» Action item: Leave every picture out and return the rest of the listing verbatim.

» Data for analysis:
[Start of section]
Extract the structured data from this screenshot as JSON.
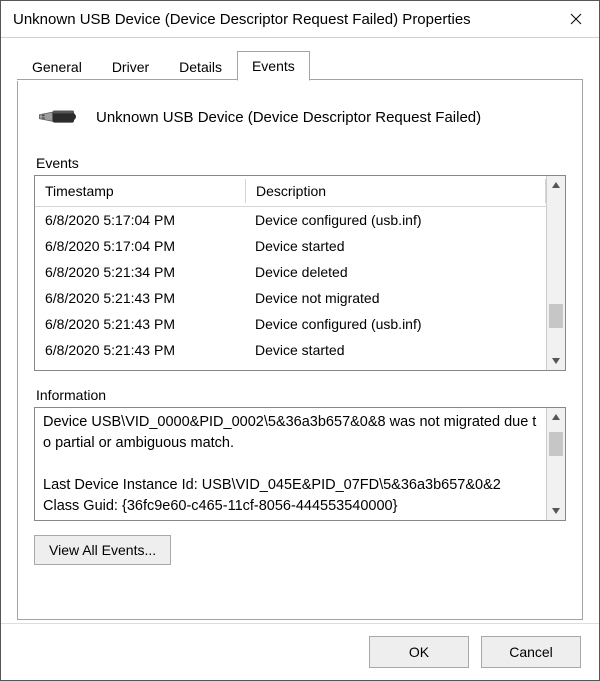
{
  "window": {
    "title": "Unknown USB Device (Device Descriptor Request Failed) Properties"
  },
  "tabs": [
    {
      "label": "General"
    },
    {
      "label": "Driver"
    },
    {
      "label": "Details"
    },
    {
      "label": "Events"
    }
  ],
  "active_tab_index": 3,
  "device": {
    "name": "Unknown USB Device (Device Descriptor Request Failed)"
  },
  "events_section": {
    "label": "Events",
    "columns": {
      "timestamp": "Timestamp",
      "description": "Description"
    },
    "rows": [
      {
        "ts": "6/8/2020 5:17:04 PM",
        "desc": "Device configured (usb.inf)"
      },
      {
        "ts": "6/8/2020 5:17:04 PM",
        "desc": "Device started"
      },
      {
        "ts": "6/8/2020 5:21:34 PM",
        "desc": "Device deleted"
      },
      {
        "ts": "6/8/2020 5:21:43 PM",
        "desc": "Device not migrated"
      },
      {
        "ts": "6/8/2020 5:21:43 PM",
        "desc": "Device configured (usb.inf)"
      },
      {
        "ts": "6/8/2020 5:21:43 PM",
        "desc": "Device started"
      }
    ]
  },
  "information_section": {
    "label": "Information",
    "text": "Device USB\\VID_0000&PID_0002\\5&36a3b657&0&8 was not migrated due to partial or ambiguous match.\n\nLast Device Instance Id: USB\\VID_045E&PID_07FD\\5&36a3b657&0&2\nClass Guid: {36fc9e60-c465-11cf-8056-444553540000}"
  },
  "buttons": {
    "view_all": "View All Events...",
    "ok": "OK",
    "cancel": "Cancel"
  }
}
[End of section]
» Exercise answer:
Extract the structured data from this screenshot as JSON.
{
  "window": {
    "title": "Unknown USB Device (Device Descriptor Request Failed) Properties"
  },
  "tabs": [
    {
      "label": "General"
    },
    {
      "label": "Driver"
    },
    {
      "label": "Details"
    },
    {
      "label": "Events"
    }
  ],
  "active_tab_index": 3,
  "device": {
    "name": "Unknown USB Device (Device Descriptor Request Failed)"
  },
  "events_section": {
    "label": "Events",
    "columns": {
      "timestamp": "Timestamp",
      "description": "Description"
    },
    "rows": [
      {
        "ts": "6/8/2020 5:17:04 PM",
        "desc": "Device configured (usb.inf)"
      },
      {
        "ts": "6/8/2020 5:17:04 PM",
        "desc": "Device started"
      },
      {
        "ts": "6/8/2020 5:21:34 PM",
        "desc": "Device deleted"
      },
      {
        "ts": "6/8/2020 5:21:43 PM",
        "desc": "Device not migrated"
      },
      {
        "ts": "6/8/2020 5:21:43 PM",
        "desc": "Device configured (usb.inf)"
      },
      {
        "ts": "6/8/2020 5:21:43 PM",
        "desc": "Device started"
      }
    ]
  },
  "information_section": {
    "label": "Information",
    "text": "Device USB\\VID_0000&PID_0002\\5&36a3b657&0&8 was not migrated due to partial or ambiguous match.\n\nLast Device Instance Id: USB\\VID_045E&PID_07FD\\5&36a3b657&0&2\nClass Guid: {36fc9e60-c465-11cf-8056-444553540000}"
  },
  "buttons": {
    "view_all": "View All Events...",
    "ok": "OK",
    "cancel": "Cancel"
  }
}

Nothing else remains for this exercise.